WASHINGTON — Confusion over a petition threatens to curdle the dairy industry’s efforts around labeling flavored milk.

In a petition submitted four years ago, the International Dairy Foods Association (I.D.F.A.) and the National Milk Producers Federation asked the Food and Drug Administration to update its standard of identity for milk to include approved zero-calorie sweeteners as an option in sweetened dairy products. Current regulations require products containing such ingredients to be labeled as “reduced calorie” or “no added sugar,” but dairy manufacturers want the packaging to simply say “chocolate milk.” If non-nutritive sweeteners are added to the list of standard ingredients for flavored milk, the products wouldn’t require the front-label description that dairy manufacturers have deemed unattractive to some consumers.

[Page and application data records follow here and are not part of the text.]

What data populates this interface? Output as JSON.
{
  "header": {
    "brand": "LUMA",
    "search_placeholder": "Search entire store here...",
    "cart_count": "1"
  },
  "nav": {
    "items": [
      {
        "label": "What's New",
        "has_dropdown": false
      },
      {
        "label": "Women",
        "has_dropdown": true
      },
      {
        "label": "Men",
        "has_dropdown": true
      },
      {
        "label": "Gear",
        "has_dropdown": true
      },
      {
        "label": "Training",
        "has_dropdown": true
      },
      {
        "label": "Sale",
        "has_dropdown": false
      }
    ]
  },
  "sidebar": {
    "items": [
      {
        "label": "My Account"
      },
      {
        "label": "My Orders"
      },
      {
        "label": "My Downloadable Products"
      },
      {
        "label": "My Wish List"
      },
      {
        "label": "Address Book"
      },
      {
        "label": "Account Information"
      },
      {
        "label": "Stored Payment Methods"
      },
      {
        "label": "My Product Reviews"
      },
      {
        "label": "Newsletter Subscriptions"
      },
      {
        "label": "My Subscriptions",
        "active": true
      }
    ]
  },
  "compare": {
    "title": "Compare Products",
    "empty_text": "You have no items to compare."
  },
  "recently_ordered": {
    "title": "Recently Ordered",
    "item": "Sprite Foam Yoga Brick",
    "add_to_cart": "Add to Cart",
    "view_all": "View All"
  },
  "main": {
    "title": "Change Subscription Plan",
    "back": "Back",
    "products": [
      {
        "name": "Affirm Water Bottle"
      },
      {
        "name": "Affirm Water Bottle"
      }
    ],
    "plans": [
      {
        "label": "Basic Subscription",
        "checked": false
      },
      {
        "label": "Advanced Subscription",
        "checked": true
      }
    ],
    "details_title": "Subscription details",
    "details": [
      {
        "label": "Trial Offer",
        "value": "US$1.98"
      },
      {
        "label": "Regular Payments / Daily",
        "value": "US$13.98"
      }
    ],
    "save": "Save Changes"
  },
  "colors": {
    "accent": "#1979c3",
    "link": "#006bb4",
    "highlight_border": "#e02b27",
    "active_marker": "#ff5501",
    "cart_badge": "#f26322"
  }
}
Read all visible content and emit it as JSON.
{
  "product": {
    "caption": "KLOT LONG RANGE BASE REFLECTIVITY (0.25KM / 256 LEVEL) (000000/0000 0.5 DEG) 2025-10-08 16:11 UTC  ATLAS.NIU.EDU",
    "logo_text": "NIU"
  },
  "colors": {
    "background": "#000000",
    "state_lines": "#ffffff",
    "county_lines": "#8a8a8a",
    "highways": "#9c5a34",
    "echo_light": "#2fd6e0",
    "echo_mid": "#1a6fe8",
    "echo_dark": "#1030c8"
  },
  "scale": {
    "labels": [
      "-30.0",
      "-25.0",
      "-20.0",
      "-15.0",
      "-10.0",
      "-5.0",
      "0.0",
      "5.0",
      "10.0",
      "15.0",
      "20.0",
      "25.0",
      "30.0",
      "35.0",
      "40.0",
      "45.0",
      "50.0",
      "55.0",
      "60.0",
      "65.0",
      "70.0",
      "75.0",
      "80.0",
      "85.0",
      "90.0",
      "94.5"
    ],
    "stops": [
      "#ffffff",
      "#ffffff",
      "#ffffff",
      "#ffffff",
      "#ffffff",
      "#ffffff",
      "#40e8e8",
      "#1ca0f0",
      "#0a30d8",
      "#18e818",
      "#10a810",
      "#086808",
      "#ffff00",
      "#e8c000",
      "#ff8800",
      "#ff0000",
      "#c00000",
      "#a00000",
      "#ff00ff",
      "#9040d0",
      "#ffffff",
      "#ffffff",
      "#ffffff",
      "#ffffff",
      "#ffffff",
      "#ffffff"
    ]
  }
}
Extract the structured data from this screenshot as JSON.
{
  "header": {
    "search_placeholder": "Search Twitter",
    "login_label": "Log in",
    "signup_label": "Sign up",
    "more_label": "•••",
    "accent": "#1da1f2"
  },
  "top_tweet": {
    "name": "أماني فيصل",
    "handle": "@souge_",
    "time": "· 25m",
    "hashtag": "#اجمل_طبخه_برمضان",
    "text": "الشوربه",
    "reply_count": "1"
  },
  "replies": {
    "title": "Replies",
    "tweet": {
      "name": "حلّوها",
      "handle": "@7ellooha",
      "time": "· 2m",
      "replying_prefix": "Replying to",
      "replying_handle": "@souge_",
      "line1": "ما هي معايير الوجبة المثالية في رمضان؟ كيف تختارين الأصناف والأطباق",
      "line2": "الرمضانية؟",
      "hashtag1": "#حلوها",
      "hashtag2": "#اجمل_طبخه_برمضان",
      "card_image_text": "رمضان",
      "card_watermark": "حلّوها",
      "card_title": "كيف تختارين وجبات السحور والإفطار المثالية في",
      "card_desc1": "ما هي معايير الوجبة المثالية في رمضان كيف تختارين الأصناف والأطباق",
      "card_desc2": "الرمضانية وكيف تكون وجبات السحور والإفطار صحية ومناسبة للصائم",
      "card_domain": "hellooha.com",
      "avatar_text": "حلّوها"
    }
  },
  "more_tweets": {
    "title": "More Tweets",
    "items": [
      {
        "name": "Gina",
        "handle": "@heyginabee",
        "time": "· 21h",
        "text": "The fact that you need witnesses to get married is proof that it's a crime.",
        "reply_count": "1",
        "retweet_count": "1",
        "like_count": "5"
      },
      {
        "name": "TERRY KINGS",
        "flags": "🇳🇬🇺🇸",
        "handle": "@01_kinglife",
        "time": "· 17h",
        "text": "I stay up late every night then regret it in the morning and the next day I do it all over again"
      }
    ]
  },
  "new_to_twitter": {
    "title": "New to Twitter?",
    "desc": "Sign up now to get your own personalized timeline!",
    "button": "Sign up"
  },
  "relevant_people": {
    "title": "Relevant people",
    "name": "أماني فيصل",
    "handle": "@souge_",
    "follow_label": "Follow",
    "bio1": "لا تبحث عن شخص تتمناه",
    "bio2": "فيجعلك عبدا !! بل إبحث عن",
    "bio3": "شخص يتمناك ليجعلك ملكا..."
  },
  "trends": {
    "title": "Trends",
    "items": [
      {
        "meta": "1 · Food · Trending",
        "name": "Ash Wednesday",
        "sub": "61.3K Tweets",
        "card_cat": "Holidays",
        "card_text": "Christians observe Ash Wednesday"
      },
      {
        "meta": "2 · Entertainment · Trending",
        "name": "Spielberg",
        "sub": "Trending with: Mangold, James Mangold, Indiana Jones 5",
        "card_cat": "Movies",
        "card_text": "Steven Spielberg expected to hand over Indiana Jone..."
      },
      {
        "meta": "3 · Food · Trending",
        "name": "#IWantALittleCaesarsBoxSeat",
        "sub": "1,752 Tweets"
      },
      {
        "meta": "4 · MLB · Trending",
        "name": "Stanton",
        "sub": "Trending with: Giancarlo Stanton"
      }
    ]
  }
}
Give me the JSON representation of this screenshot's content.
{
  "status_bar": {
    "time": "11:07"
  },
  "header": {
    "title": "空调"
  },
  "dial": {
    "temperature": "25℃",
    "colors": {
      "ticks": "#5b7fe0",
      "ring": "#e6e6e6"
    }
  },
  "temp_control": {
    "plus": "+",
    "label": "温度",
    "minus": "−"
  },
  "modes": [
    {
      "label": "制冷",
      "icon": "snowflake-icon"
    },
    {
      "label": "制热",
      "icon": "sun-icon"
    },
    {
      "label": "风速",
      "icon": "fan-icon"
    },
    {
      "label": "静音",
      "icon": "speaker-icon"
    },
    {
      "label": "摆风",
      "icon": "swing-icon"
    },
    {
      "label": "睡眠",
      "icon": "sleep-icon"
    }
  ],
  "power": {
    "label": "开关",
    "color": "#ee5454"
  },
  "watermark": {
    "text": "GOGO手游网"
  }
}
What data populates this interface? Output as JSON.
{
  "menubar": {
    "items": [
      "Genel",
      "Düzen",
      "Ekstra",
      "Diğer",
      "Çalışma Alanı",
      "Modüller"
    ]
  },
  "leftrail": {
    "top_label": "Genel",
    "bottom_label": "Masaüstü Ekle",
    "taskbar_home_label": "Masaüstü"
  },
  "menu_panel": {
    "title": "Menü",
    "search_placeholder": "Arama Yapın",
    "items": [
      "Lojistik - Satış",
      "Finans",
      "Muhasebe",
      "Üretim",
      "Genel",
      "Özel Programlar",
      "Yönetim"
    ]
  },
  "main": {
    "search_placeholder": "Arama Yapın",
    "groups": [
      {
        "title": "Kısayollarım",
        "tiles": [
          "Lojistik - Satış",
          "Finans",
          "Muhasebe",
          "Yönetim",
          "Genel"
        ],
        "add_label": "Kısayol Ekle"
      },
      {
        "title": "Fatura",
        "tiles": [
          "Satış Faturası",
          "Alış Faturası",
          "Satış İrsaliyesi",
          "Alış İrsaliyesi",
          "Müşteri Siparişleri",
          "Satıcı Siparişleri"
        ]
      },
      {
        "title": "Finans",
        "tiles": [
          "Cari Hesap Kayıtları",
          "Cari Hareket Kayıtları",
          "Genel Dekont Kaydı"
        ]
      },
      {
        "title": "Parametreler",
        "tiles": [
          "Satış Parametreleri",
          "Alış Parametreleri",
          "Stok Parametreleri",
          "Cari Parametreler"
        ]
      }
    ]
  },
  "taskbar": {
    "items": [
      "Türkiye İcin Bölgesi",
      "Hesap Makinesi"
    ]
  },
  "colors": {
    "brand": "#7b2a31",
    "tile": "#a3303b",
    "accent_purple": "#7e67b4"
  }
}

According to the I.D.F.A., school-age children are turned off by “reduced calorie” labels. The industry hopes the proposed change would position flavored milk to compete with other beverages that contain non-nutritive sweeteners but aren’t subject to the same labeling restrictions.

Since its February publication in the Federal Register, the petition has drawn some negative feedback due to misunderstanding, said Peggy Armstrong, vice-president of communications for I.D.F.A.

Based on more than 30,000 comments received, the F.D.A. has attempted to address the confusion and educate consumers on the proposed change.

Some consumers are concerned that sweeteners would be added to plain milk. Additionally, some worry that dairy manufacturers will attempt to sneak ingredients into the product without including them on the package’s ingredient list. Neither presumption is true, Ms. Armstrong said.

“What we asked for is some flexibility as to what we can call it on the front of the packaging,” she said. “All ingredients would still be listed on the label.”

The confusion stems in part from the difficulty to describe the amendment of a food standard in plain language, said Arthur Whitmore, public affairs specialist in the F.D.A.’s Office of Food and Veterinary Medicine.

“In general, consumers are unfamiliar with the concept and requirements of a food standard,” Mr. Whitmore said.

The F.D.A. has published a clarification for consumers on-line and is inviting public comment on whether the proposed change will provide sufficient information for consumers to understand what is in the milk they buy, as well as whether the “reduced calorie” description affects their purchasing decisions. The item remains open for comment until May 21.